## Work task
Could each record be restated word for word?

================================

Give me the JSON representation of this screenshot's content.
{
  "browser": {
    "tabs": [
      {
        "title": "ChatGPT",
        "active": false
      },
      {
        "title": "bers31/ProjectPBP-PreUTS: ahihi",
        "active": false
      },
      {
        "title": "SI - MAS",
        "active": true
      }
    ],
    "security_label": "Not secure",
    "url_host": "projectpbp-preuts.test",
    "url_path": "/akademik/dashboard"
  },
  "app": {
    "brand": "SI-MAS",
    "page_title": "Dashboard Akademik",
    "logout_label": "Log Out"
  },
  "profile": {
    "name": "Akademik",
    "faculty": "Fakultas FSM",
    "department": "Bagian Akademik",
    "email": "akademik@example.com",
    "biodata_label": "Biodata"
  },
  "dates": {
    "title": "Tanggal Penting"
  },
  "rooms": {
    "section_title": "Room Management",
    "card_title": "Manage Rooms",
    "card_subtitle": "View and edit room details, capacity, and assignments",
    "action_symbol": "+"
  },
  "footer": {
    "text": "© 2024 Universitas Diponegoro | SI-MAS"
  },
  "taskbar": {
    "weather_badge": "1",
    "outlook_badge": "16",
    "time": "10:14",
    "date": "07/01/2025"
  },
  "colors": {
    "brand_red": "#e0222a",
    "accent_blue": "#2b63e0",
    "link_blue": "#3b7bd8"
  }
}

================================

## Output of the task
Give me the JSON representation of this screenshot's content.
{
  "browser": {
    "tabs": [
      {
        "title": "ChatGPT",
        "active": false
      },
      {
        "title": "bers31/ProjectPBP-PreUTS: ahihi",
        "active": false
      },
      {
        "title": "SI - MAS",
        "active": true
      }
    ],
    "security_label": "Not secure",
    "url_host": "projectpbp-preuts.test",
    "url_path": "/akademik/dashboard"
  },
  "app": {
    "brand": "SI-MAS",
    "page_title": "Dashboard Akademik",
    "logout_label": "Log Out"
  },
  "profile": {
    "name": "Akademik",
    "faculty": "Fakultas FSM",
    "department": "Bagian Akademik",
    "email": "akademik@example.com",
    "biodata_label": "Biodata"
  },
  "dates": {
    "title": "Tanggal Penting"
  },
  "rooms": {
    "section_title": "Room Management",
    "card_title": "Manage Rooms",
    "card_subtitle": "View and edit room details, capacity, and assignments",
    "action_symbol": "+"
  },
  "footer": {
    "text": "© 2024 Universitas Diponegoro | SI-MAS"
  },
  "taskbar": {
    "weather_badge": "1",
    "outlook_badge": "16",
    "time": "10:14",
    "date": "07/01/2025"
  },
  "colors": {
    "brand_red": "#e0222a",
    "accent_blue": "#2b63e0",
    "link_blue": "#3b7bd8"
  }
}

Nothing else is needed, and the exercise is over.